I wondered if I made a mistake. Did I make too big a deal out of her actions? Did I interfere or helicopter-parent my way into making this a bigger mess than it needed to be?

Then I thought of the time my daughter came home crying because a friend had done the same thing to her. She had been the one left behind, and it hadn’t felt good. She was really sad, and  I needed her to understand that connection. I wanted her to think beyond herself.

When I went to my daughter’s room she launched into how wrong I was. When I tried to explain how it must have made her friend feel when she just left, she cried harder. She didn’t mean to hurt anyone; she just really wanted to play with the other friend. I said she should have checked in first, and she probably could still play with her friend, but it might mean that her first friend would be joining them.

“I am only 8! How was I supposed to know to do this?! Everyone hates me!”

I assured her that no one hated her and that it was my job to help her learn how to communicate and be a good friend.

“I don’t want to know how to communicate!”

I let her know I was going to show her how to work through these moments when many people’s feelings are involved, including her own.

“But I am scared, Mama!”

There it was. Feelings are scary. Emotions are hard. But I have lots of experience on my side to know that avoiding tough and scary stuff is not the solution. She will have plenty of her own experiences to learn this too without my help, but this was one of those moments where I knew I needed to push her comfort level.
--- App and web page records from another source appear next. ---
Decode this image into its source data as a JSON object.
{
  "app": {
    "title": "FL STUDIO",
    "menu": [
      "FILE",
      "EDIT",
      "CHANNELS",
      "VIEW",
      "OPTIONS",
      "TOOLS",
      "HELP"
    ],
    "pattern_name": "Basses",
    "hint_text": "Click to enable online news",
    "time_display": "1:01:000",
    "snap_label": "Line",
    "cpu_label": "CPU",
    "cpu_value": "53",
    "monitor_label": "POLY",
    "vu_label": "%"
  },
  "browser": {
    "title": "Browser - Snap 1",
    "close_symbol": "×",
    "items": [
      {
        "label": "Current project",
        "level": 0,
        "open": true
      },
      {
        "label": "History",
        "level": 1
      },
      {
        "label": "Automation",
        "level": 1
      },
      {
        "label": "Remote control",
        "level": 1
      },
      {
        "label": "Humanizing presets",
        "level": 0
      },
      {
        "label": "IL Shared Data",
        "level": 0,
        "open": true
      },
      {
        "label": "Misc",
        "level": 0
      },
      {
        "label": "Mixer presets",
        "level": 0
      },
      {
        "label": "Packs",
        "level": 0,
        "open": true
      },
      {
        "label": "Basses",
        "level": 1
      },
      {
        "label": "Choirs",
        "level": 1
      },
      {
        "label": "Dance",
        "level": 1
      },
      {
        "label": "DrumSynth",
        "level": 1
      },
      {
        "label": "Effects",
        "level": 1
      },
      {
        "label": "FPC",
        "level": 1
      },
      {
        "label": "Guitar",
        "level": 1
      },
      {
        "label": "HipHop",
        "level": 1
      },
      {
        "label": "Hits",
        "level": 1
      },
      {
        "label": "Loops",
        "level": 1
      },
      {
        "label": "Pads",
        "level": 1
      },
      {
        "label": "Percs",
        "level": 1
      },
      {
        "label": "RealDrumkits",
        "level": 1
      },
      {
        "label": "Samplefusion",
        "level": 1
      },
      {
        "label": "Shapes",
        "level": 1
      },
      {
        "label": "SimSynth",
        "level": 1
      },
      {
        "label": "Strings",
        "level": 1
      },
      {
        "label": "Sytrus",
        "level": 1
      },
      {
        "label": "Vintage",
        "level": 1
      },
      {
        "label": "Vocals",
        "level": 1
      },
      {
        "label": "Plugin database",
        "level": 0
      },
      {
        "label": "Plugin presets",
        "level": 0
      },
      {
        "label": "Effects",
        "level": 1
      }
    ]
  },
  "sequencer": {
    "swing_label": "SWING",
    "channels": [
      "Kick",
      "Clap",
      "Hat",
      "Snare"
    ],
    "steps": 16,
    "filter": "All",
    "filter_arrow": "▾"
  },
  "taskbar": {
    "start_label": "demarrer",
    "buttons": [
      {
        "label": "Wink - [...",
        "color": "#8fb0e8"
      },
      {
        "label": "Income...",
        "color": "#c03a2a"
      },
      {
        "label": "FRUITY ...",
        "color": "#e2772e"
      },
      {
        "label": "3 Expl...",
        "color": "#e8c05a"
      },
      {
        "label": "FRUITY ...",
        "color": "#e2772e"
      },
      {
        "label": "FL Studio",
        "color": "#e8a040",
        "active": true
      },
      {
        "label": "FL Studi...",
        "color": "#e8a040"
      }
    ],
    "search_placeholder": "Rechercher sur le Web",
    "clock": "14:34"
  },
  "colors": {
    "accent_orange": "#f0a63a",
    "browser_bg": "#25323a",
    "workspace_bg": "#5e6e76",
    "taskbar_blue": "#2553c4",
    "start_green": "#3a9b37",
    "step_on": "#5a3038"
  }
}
I refuse to raise a kid who doesn’t have the courage to admit when they messed up. Sure, this is a lofty goal, but I couldn’t avoid this teachable moment.
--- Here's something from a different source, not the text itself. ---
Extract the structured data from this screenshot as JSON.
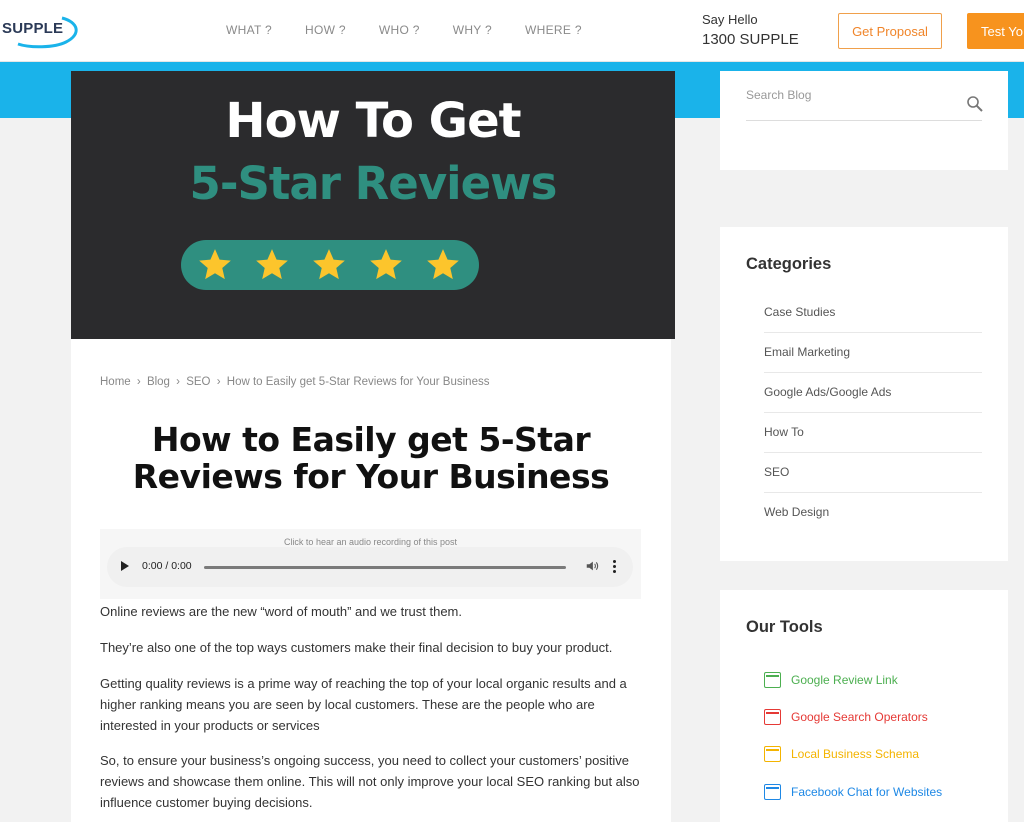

“It’s okay to be scared. You are allowed to feel whatever you need to feel. But it’s also important to think about other people’s feelings too. So let’s just go down and check in on your friends.”

I could tell she wanted to do the right thing; she is a rule follower after all. I also knew her defensiveness and need to be right came from having to admit that she made someone feel crappy, and I know she would never do that on purpose. But she just didn’t have the skills to accept the possibility that she made someone sad while being able to believe the friend would still like her. She didn’t have the confidence to admit she was wrong while understanding that being wrong doesn’t mean breaking the rules. It just means we have more to learn.

I took her hand and we went downstairs. She sat on the couch and told me she couldn’t breathe very well. I explained that she was nervous and that was okay. I told her I would do the talking but she needed to come outside with me to make a plan with her buddies. I asked if I could show her how to do this. The right thing to do was to undo the wrong. When she stopped crying, we went outside.

My daughter held onto my hand while I spoke. I kept it simple and asked the first friend if she was okay. Did she want to join my daughter and the other friend? Did the other friend want to stay and do that? If not, that’s okay. Playing at another time was always an option too. As I spoke, I could feel my daughter’s body tense. I knew she wanted the perfect results with minimal work on her end, because when you are a kid you don’t understand emotional labors, but you can still feel it.

After confirmation that all was okay and that her friends were happy, she was ready to play with them, my daughter relaxed. Before she returned to play, I hugged her and told her I was proud of her. I recognized that talking can be scary, but we got through it. This will happen many times throughout her life, and while I can be present, I want to be able to coach her through it.

If you want to be good at something, you need to practice, and I was showing my daughter that practicing vulnerability was the right thing to do.